Today, the laptop is long gone, the buses have rusted, and another church uses the building. Still, those words – people are always more important than things – are forever stuck.
For years, leadership was about many other things. It was about me, myself, and I. What could I achieve to make me look good? What could I do to get recognized? What controlling factor could I perform to make people serve me, love me, and make me look important? A servant leader I was not.
Through God’s gracious yet maturing hand, He loved me into correction, bringing the right fire to burn away my ego, pride, and self-centeredness. He then instilled is Word, which is the foundation of my calling. Such verses as “Whoever wants to be great among you must be your servant (Matthew 20:26).” Other verses such as “Be completely humble and gentle; be patient, bearing with one another in love. (1 Peter 4:8).”
When a leader boils down their ministry, business, or organization, people are the reduction in the pot left. However, as leaders, we get overwhelmed with buildings, programs, projects, and the like, and people take a back seat. Their seat is so far back that they are forgotten and left to their demise.
When most things were stripped away during the recent COVID pandemic, leaders rediscovered the foundation of their ministry were people. As shepherds, we smelled like our buildings and electronics while we should have smelled like our sheep. A revival of stripped-down, genuine ministry emerged with many asking should we even go back.
Why should people be placed above things? People are the only eternal beings that exist. The Bibles shares that even the earth, as well as heaven itself, will pass away. God will renew all things, and we, who are eternal beings, will spend eternity with the great eternal God.
Servant leadership is about serving people, not properties, electronics or devices, or our agendas. People are what makes churches, businesses, and companies. Valuing people should be the priority every day in vision, mission, and products. In turn, touch the heart of the Father, for we are taking care of His highest and eternal creation.

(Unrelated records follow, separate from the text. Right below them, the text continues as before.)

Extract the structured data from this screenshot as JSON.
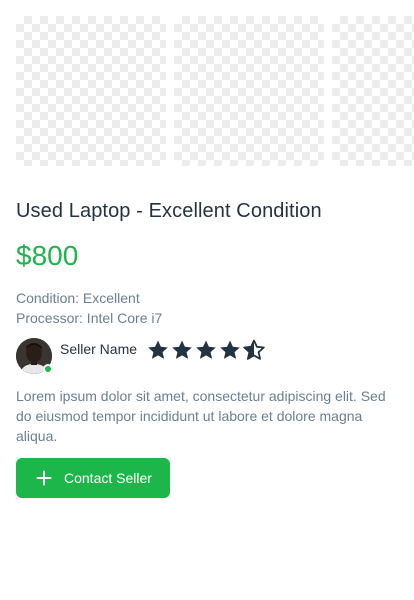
{
  "listing": {
    "title": "Used Laptop - Excellent Condition",
    "price": "$800",
    "condition": "Condition: Excellent",
    "processor": "Processor: Intel Core i7",
    "description": "Lorem ipsum dolor sit amet, consectetur adipiscing elit. Sed do eiusmod tempor incididunt ut labore et dolore magna aliqua."
  },
  "gallery": {
    "images": [
      "image-placeholder",
      "image-placeholder",
      "image-placeholder"
    ]
  },
  "seller": {
    "name": "Seller Name",
    "online": true,
    "rating": 4.5,
    "rating_max": 5
  },
  "actions": {
    "contact_label": "Contact Seller"
  },
  "colors": {
    "accent": "#1db64a",
    "title": "#243342",
    "muted": "#6b7f94",
    "star": "#243342"
  }
}
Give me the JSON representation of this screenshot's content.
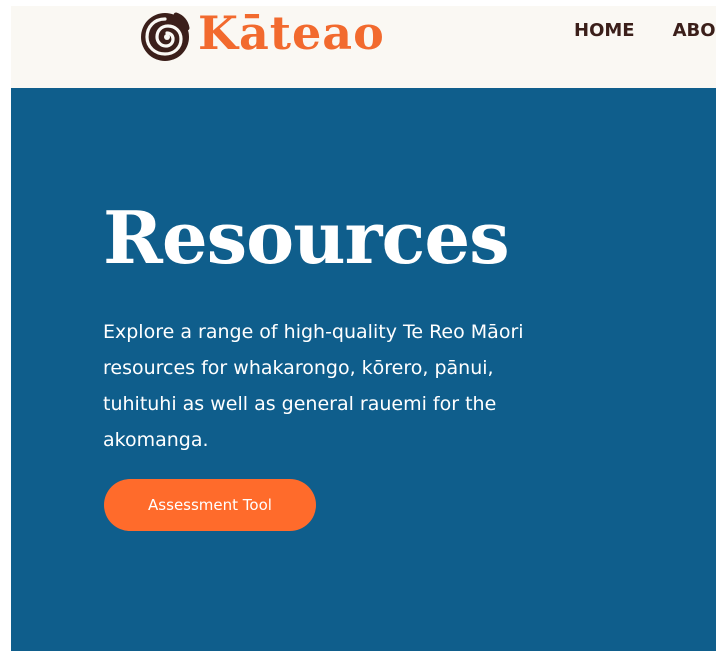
{
  "brand": {
    "name": "Kāteao",
    "logo_icon": "koru-spiral-icon",
    "name_color": "#f26a2e",
    "icon_color": "#3b1f1a"
  },
  "nav": {
    "items": [
      {
        "label": "HOME"
      },
      {
        "label": "ABOU"
      }
    ],
    "color": "#3b1f1a"
  },
  "hero": {
    "title": "Resources",
    "description": "Explore a range of high-quality Te Reo Māori resources for whakarongo, kōrero, pānui, tuhituhi as well as general rauemi for the akomanga.",
    "cta_label": "Assessment Tool",
    "background_color": "#0f5e8c",
    "cta_color": "#ff6b2b"
  },
  "header": {
    "background_color": "#faf8f3"
  }
}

5 ways to place people above things:
- Look at your time. Do not get inundated with your organization’s business that you fail to spend time with the people you lead.
- Value everyone the same. The lowest-paid person in your organization should receive the care and attention from you as the highest-paid person. In the church, this applies to those who give and serve as well.
- How you treat people will be long remembered after you depart from this world. Treat those with whom you come into contact with in public with the same respect you provide for those in your family and organization. Servers, cashiers, janitors, and the like are people too!
- As you take inventory of your organization or business’s assets, set this principle firmly in place. Those items will never take precedence over anyone.
- Take a personal inventory. You possess vehicles, homes, electronics, and much more. It took great work to gather those things. Yet, remember, people are more important than things.